Action item:
The result should be every line of the listing that holds the word "verified".

Data to use:
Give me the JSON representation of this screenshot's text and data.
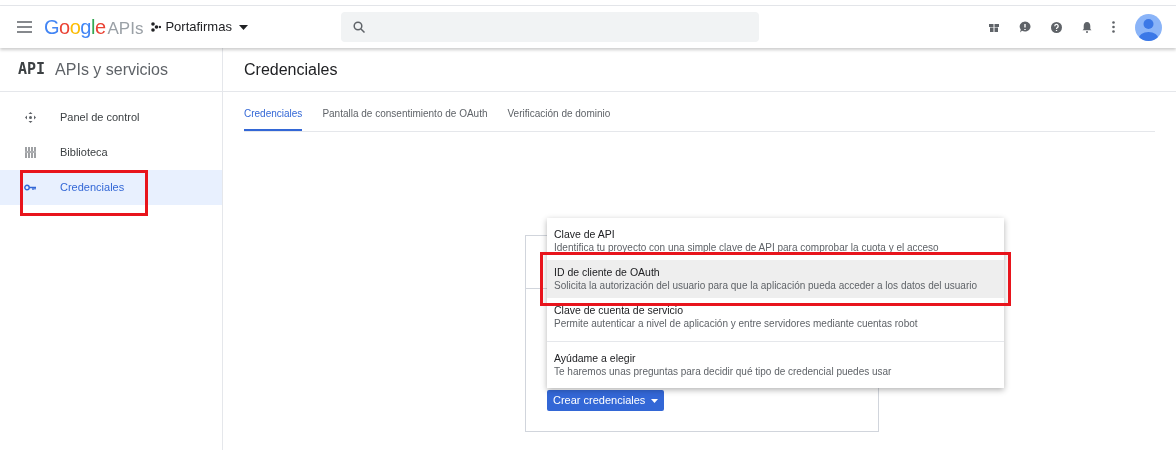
{
  "header": {
    "brand": "Google",
    "product": "APIs",
    "project": "Portafirmas"
  },
  "sidebar": {
    "logo": "API",
    "title": "APIs y servicios",
    "items": [
      {
        "label": "Panel de control",
        "selected": false,
        "annotated": false
      },
      {
        "label": "Biblioteca",
        "selected": false,
        "annotated": false
      },
      {
        "label": "Credenciales",
        "selected": true,
        "annotated": true
      }
    ]
  },
  "page_title": "Credenciales",
  "tabs": [
    {
      "label": "Credenciales",
      "selected": true
    },
    {
      "label": "Pantalla de consentimiento de OAuth",
      "selected": false
    },
    {
      "label": "Verificación de dominio",
      "selected": false
    }
  ],
  "create_button": "Crear credenciales",
  "menu": [
    {
      "title": "Clave de API",
      "description": "Identifica tu proyecto con una simple clave de API para comprobar la cuota y el acceso",
      "hovered": false,
      "annotated": false,
      "divider": false
    },
    {
      "title": "ID de cliente de OAuth",
      "description": "Solicita la autorización del usuario para que la aplicación pueda acceder a los datos del usuario",
      "hovered": true,
      "annotated": true,
      "divider": false
    },
    {
      "title": "Clave de cuenta de servicio",
      "description": "Permite autenticar a nivel de aplicación y entre servidores mediante cuentas robot",
      "hovered": false,
      "annotated": false,
      "divider": true
    },
    {
      "title": "Ayúdame a elegir",
      "description": "Te haremos unas preguntas para decidir qué tipo de credencial puedes usar",
      "hovered": false,
      "annotated": false,
      "divider": false
    }
  ]
}
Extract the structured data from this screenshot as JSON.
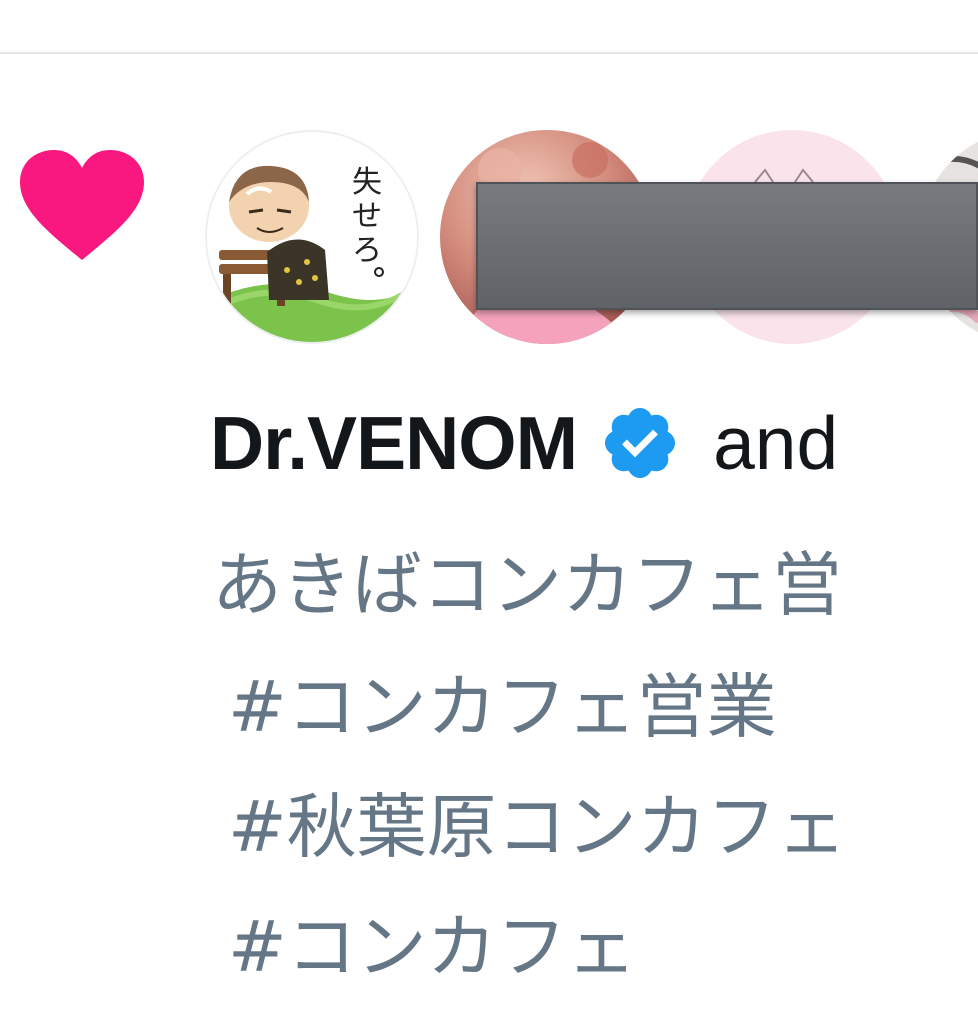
{
  "colors": {
    "heart": "#f91880",
    "name": "#14171a",
    "description": "#657786",
    "verified": "#1d9bf0",
    "divider": "#e3e7ea",
    "redaction": "#6b6f73"
  },
  "icons": {
    "like": "heart-icon",
    "verified": "verified-badge-icon"
  },
  "liked_by": {
    "avatars": [
      {
        "name": "avatar-dr-venom",
        "caption": "失せろ。"
      },
      {
        "name": "avatar-user-2"
      },
      {
        "name": "avatar-user-3"
      },
      {
        "name": "avatar-user-4"
      }
    ],
    "user_name": "Dr.VENOM",
    "and_text": "and",
    "description_lines": [
      "あきばコンカフェ営",
      "#コンカフェ営業",
      "#秋葉原コンカフェ",
      "#コンカフェ"
    ]
  }
}
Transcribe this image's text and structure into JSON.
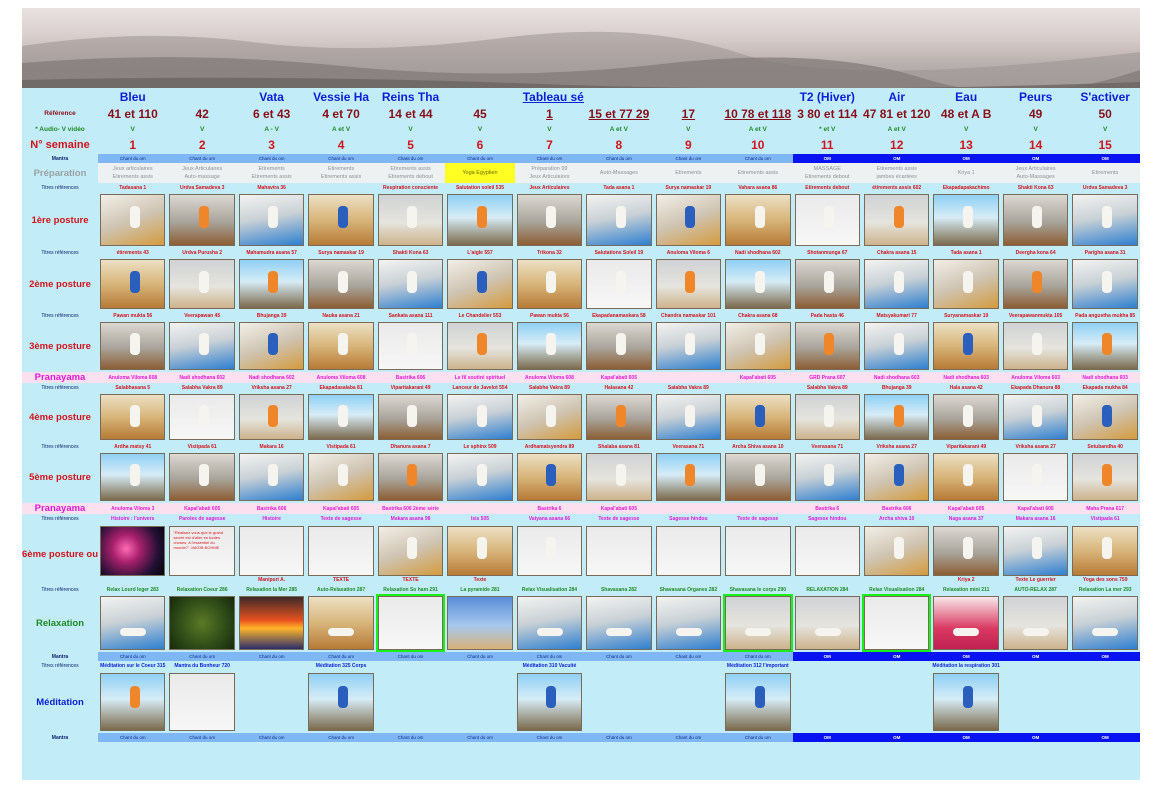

The answer:
    "verified": "#1d9bf0",
    "verified": "verified-badge-icon"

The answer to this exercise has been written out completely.